Boston University School of Theology
Dr. Martin Luther King came to Boston University to pursue a Doctorate in Theology in 1951. The years he spent in Boston were very formative because he was able to solidify his theological, philosophical, and political ideologies with the help of BU faculty. After graduating, Dr. King moved to Montgomery, Alabama where he became involved with the Montgomery Bus Boycotts of 1955. It was his time at Boston University that gave Dr. King the strong values and ideology that he perpetuated throughout the African American Civil Rights Movement.
Backstory and Context
It can be easy to forget that Boston University is the reason Martin Luther King, Jr. became Dr. King in the first place. Dr. King came to Boston to pursue a doctorate in Theology in 1951, met his wife here, and established the building blocks of his theological and political ideology. The time that Dr. King spent at Boston University would influence the African American Civil Rights Movement of the 1950s and 1960s long after he stepped off campus. His time at BU was spent in discussion with great minds such as L. Harold DeWolf, Allan Knight Chalmers, and Howard Thurman, who guided him on many intellectual explorations.
Martin Luther King, Jr. went to seminary school at Crozer Seminary in Upland, Pennsylvania and went to Boston University because three Crozer professors recommended BU. During his time in Boston, Dr. King decided to live in South Boston in an area known as “Little Harlem” so he could spend time exploring the city and being involved in city life. His apartment building, located at 397 Massachusetts Avenue, still houses residents today. When King arrived in Boston, he was unsure of the direction he wanted his life to take. He was torn between going back to the south and becoming a pastor to very-high class church, or going into some form of social activism. Thankfully for the Civil Rights Movement, Dr. King became a driving force in the fight for racial equality in the United States.

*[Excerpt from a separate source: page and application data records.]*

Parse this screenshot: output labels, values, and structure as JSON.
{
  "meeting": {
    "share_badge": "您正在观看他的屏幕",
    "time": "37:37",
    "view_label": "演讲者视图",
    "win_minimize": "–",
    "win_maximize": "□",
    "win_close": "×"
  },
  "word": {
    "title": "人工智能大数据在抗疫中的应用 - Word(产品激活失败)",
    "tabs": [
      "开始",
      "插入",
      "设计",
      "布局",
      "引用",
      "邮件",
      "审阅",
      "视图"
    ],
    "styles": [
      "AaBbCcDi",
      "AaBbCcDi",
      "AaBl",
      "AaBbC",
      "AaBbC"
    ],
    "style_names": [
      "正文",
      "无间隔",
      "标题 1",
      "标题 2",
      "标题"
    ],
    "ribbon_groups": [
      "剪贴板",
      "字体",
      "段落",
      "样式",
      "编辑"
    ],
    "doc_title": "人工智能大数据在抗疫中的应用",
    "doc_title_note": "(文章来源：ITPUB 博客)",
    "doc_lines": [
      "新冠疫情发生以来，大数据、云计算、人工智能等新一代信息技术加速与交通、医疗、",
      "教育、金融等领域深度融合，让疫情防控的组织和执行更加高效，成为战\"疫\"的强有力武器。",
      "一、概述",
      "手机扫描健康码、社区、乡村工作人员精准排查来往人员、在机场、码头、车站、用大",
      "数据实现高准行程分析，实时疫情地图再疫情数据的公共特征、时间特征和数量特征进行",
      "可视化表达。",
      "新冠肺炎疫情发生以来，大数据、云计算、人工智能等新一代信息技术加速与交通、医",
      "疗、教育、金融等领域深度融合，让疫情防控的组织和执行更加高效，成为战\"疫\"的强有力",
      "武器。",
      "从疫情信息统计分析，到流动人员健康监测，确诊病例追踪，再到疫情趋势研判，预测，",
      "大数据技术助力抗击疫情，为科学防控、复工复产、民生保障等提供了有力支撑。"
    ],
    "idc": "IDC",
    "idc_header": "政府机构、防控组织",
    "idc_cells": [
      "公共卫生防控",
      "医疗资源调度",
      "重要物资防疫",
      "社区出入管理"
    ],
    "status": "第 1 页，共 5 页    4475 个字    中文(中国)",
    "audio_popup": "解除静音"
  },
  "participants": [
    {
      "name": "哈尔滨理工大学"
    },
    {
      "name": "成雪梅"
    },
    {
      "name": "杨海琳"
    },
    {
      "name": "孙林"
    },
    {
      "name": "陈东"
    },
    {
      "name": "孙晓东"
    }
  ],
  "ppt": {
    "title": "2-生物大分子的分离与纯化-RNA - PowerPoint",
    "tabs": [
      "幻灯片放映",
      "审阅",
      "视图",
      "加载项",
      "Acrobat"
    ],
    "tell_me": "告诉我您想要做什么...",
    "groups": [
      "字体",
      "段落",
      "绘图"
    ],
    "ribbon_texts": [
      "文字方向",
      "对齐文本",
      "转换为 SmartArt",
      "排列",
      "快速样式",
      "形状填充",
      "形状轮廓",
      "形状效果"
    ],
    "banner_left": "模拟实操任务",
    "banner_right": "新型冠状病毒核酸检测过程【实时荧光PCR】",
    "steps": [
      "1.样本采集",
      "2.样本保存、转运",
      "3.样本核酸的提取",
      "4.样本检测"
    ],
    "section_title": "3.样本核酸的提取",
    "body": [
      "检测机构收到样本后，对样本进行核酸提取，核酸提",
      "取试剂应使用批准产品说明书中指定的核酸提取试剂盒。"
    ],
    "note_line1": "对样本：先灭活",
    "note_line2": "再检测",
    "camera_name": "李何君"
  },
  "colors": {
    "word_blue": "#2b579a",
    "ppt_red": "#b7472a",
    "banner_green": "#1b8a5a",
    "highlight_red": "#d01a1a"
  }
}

While studying for his Doctorate in Theology, Dr. King became very interested in a form of philosophy called Personalism. Personalism is the idea that people hold the highest (but not only) intrinsic value. Therefore, every person should be respected because everyone was made by God the Creator and if you respect God you must respect one another. Personalism became a foundation for much of Dr. King’s political ideology later in life. He urged Americans both black and white to treat each other with respect and dignity, because humans are held at an extremely high value in the eyes of God. Howard Thurman also influenced Dr. King’s activism by discussing with him the importance and power of nonviolent protests.
After graduating from Boston University, Martin Luther King, Jr. and his wife Coretta moved to Montgomery, Alabama in 1954 where he became the pastor of Dexter Avenue Baptist Church. The following year would bring with it the Montgomery Bus Boycotts and subsequently the African American Civil Rights Movement. Dr. King became extremely active in advocating for the rights of black Americans and used much of what he learned at Boston University in his addresses to the public. His charisma and passion for the cause drew people to him and around him to the point where he was able to lead protest marches filled with thousands of people.
Dr. King is still a presence at Boston University today. He donated his papers to BU in 1964 and there is a statue at the center of campus dedicated to his work. The statue is named the “Free at Last” statue and it is comprised of 50 iron doves, one for each of the 50 states. The artist who created it says that when world peace is achieved, the 50 doves in the statue will rise up and fly away.
"5 Things about Martin Luther King Jr.'s Time in Boston - The Boston Globe." BostonGlobe.com. January 12, 2018. Accessed October 03, 2018. https://www.bostonglobe.com/metro/2018/01/11/things-about-martin-luther-king-time-boston/UMaWVxG19AXtKzmud2WIzK/story.html.
Burrow Jr, Rufus. "Martin Luther King, Jr., Personalism, And Moral Law." The Asbury Journal 52, no. 2 (1997): 4.